UC Berkeley Library secured a grant from the National Endowment for the Humanities to support an Institute for Advanced Topics in the Digital Humanities to help key stakeholders to learn to better navigate legal issues in text data mining. UC Berkeley Library’s Office of Scholarly Communication Services led a national team from more than a dozen institutions and organizations to teach humanities researchers, librarians, and research staff how to confidently navigate the major legal issues that arise in text data mining research.
Our institute was called Building Legal Literacies for Text Data Mining (Building LLTDM), and ran from June 23-26, 2020.
This white paper describes the institute’s origins and goals, project overview and activities, and reflections and possible follow-on actions.
Legal Literacies for Text Data Mining - Cross-Border (“LLTDM-X”) is a National Endowment for the Humanities Level 1 Advancement Grant project addressing legal and ethical issues faced by U.S. digital humanities (DH) practitioners whose text data mining (TDM) research and practice intersects with foreign-held or - licensed content, or involves international cooperations.
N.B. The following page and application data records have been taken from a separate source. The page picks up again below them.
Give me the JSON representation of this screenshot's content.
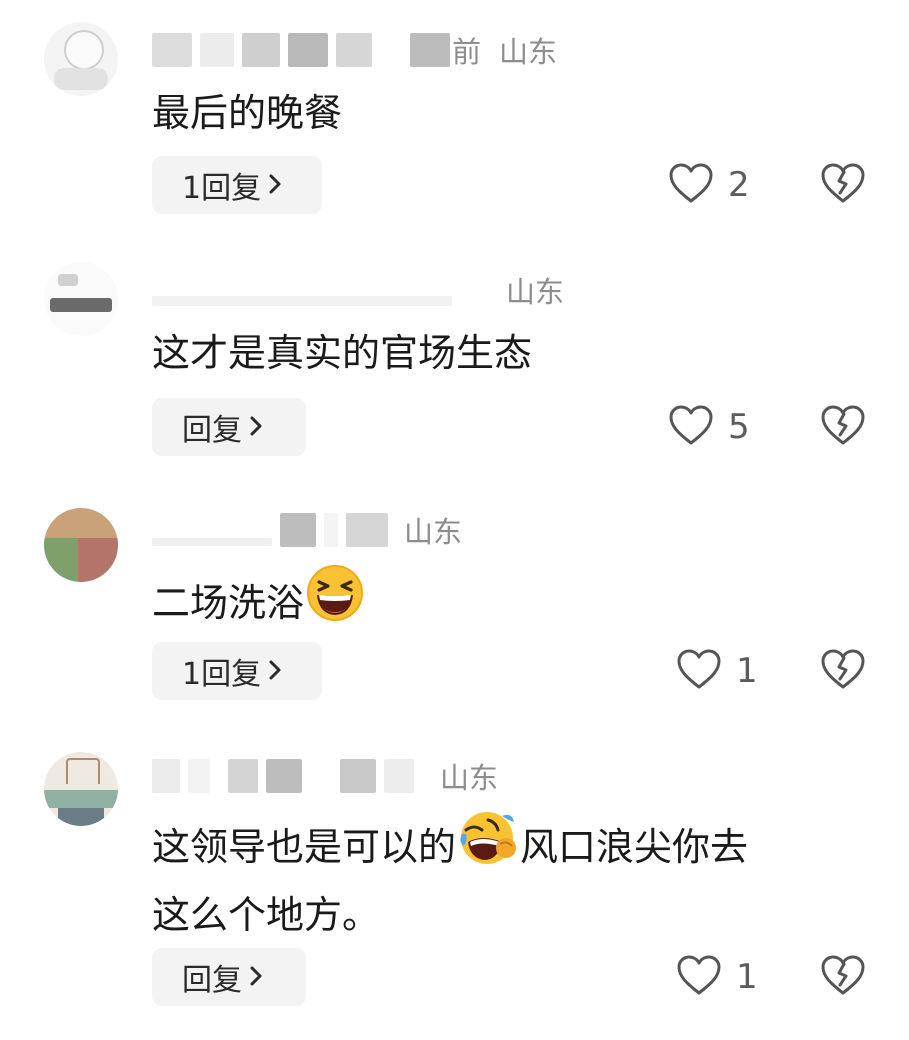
{
  "comments": [
    {
      "time_suffix": "前",
      "location": "山东",
      "text": "最后的晚餐",
      "reply_label": "1回复",
      "like_count": "2"
    },
    {
      "location": "山东",
      "text": "这才是真实的官场生态",
      "reply_label": "回复",
      "like_count": "5"
    },
    {
      "location": "山东",
      "text": "二场洗浴",
      "emoji": "laughing-face",
      "reply_label": "1回复",
      "like_count": "1"
    },
    {
      "location": "山东",
      "text_line1_a": "这领导也是可以的",
      "emoji": "rolling-on-floor-laughing-face",
      "text_line1_b": "风口浪尖你去",
      "text_line2": "这么个地方。",
      "reply_label": "回复",
      "like_count": "1"
    }
  ],
  "icons": {
    "like": "heart-outline-icon",
    "dislike": "broken-heart-icon",
    "reply_arrow": "chevron-right-icon"
  },
  "colors": {
    "reply_button_bg": "#f3f3f3",
    "location_text": "#8d8d8d",
    "icon_stroke": "#555555"
  }
}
LLTDM-X is a collaboration between the University of California Berkeley Library and Internet Archive, and builds upon the previous NEH-sponsored institute, Building Legal Literacies for Text Data Mining (Building LLTDM). That institute provided guidance and strategies to DH TDM researchers on navigating legal literacies for text data mining (including copyright, contracts, privacy, and ethics) within a U.S. context.
A common challenge highlighted during Building LLTDM was the fact that TDM practitioners encounter numerous and complex legal problems in cross-border TDM research. These occur when: (i) the materials practitioners want to mine are housed in a foreign jurisdiction, or are otherwise subject to foreign database licensing or laws; (ii) the human subjects they are studying or who created the underlying content reside in another country; or, (iii) the colleagues with whom they are collaborating reside abroad, yielding uncertainty about which country’s laws, agreements, and policies apply.
We designed LLTDM-X to identify and better understand the cross-border issues that DH TDM practitioners face, with the aim of using these issues to inform prospective research and education. We also hoped that LLTDM-X would yield preliminary guidance to benefit researchers in the meantime, as instructional materials are being developed. In early 2023, we hosted a series of three online round tables with U.S.-based cross-border TDM practitioners (“Practitioners”), and law and ethics experts (“Experts”) practicing in six countries. The round table conversations were structured to illustrate the empirical issues that researchers face, and also for the Practitioners to benefit from guidance on legal and ethical challenges. Upon the completion of the round tables, the LLTDM-X project team created a robust and hypothetical case study that (i) reflects the observed cross-border LLTDM issues and (ii) contains analysis to facilitate the development of future instructional materials.